Currently, sociopathy in humans cannot be cured; but various interventions, both genetic and pharmacological, have been mooted. When the therapeutic option does exist, should the treatment be offered? At present sociopathic human serial killers must be locked up for life. A “cure” that enabled human serial killers to become truly pro-social, empathetic beings would indeed “rob” them of their former identity. Such an intervention would be “coercive”, maybe not in the strict sense, but effectively so if the alternative is being locked up indefinitely. The same is true of violent repeat sex-offenders. Now consider another form of behaviour in lions whose practice by humans would spell incarceration for life. A mature male lion is genetically programmed to go into a pride, challenge the reigning male, and (if the invading male is victorious) methodically kill off the young cubs of the defeated male. Killing his rival’s cubs helps maximize the inclusive fitness of his DNA. Their mother will then go on heat again so the invading male lion can mate with her and sire his own cubs. Around a third of all lion cubs born perish in this way.
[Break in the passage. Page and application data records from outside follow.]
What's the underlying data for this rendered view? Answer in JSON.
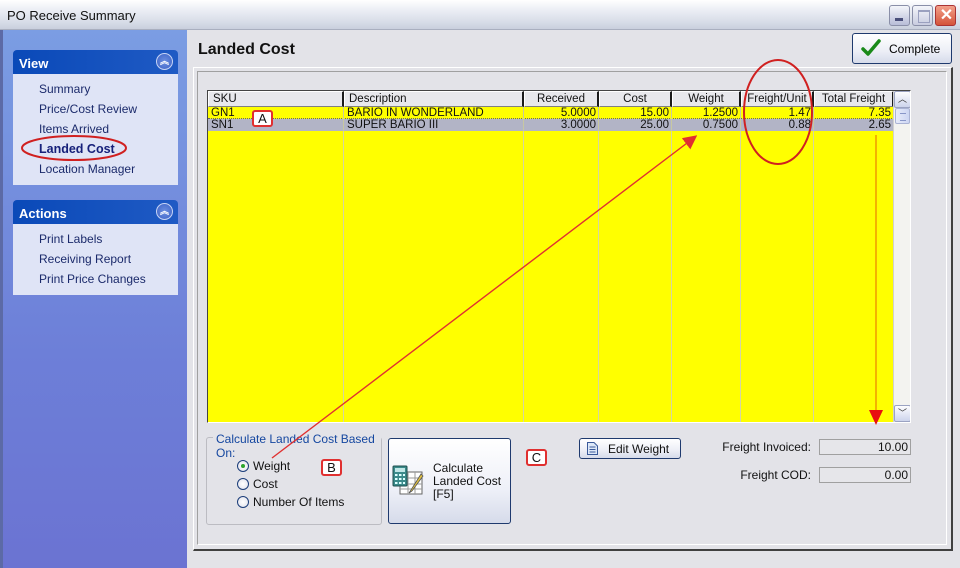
{
  "window": {
    "title": "PO Receive Summary",
    "controls": {
      "minimize": "minimize",
      "maximize": "maximize",
      "close": "close"
    }
  },
  "sidebar": {
    "view": {
      "title": "View",
      "items": [
        {
          "label": "Summary"
        },
        {
          "label": "Price/Cost Review"
        },
        {
          "label": "Items Arrived"
        },
        {
          "label": "Landed Cost",
          "active": true
        },
        {
          "label": "Location Manager"
        }
      ]
    },
    "actions": {
      "title": "Actions",
      "items": [
        {
          "label": "Print Labels"
        },
        {
          "label": "Receiving Report"
        },
        {
          "label": "Print Price Changes"
        }
      ]
    }
  },
  "main": {
    "page_title": "Landed Cost",
    "complete_label": "Complete",
    "grid": {
      "columns": [
        "SKU",
        "Description",
        "Received",
        "Cost",
        "Weight",
        "Freight/Unit",
        "Total Freight"
      ],
      "rows": [
        {
          "sku": "GN1",
          "description": "BARIO IN WONDERLAND",
          "received": "5.0000",
          "cost": "15.00",
          "weight": "1.2500",
          "freight_unit": "1.47",
          "total_freight": "7.35"
        },
        {
          "sku": "SN1",
          "description": "SUPER BARIO III",
          "received": "3.0000",
          "cost": "25.00",
          "weight": "0.7500",
          "freight_unit": "0.88",
          "total_freight": "2.65"
        }
      ],
      "row_background": "#ffff00",
      "selected_row_background": "#b2b4c6"
    },
    "calc_group": {
      "legend": "Calculate Landed Cost Based On:",
      "options": [
        {
          "label": "Weight",
          "selected": true
        },
        {
          "label": "Cost",
          "selected": false
        },
        {
          "label": "Number Of Items",
          "selected": false
        }
      ]
    },
    "calc_button": {
      "line1": "Calculate",
      "line2": "Landed Cost",
      "line3": "[F5]"
    },
    "edit_weight_label": "Edit Weight",
    "freight_invoiced": {
      "label": "Freight Invoiced:",
      "value": "10.00"
    },
    "freight_cod": {
      "label": "Freight COD:",
      "value": "0.00"
    }
  },
  "annotations": {
    "tags": [
      "A",
      "B",
      "C"
    ],
    "color": "#e03030",
    "arrow_color": "#e03030",
    "orange_arrow_color": "#f0a000"
  }
}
Mercifully, nothing so mechanistic plays out with human stepfathers and young stepchildren. But statistically, it is immensely more risky to be raised as a stepchild than by both one’s biological parents. If there were therapeutic interventions that could help stifle hostile feelings on the part of stepfathers to young stepchildren, would their use be desirable? Many stepfathers, for instance, might welcome their availability. Otherwise decent parents may be disturbed by the hostile feelings they feel toward their stepchildren - even though the vast majority of stepparents do not act on them in the extreme form practised by male lions. Infanticide is cruel irrespective of the species identity of the perpetrator. In the future, interventions can prevent its occurrence in our wildlife parks even at the price of tweaking the “natural” genomes of their members.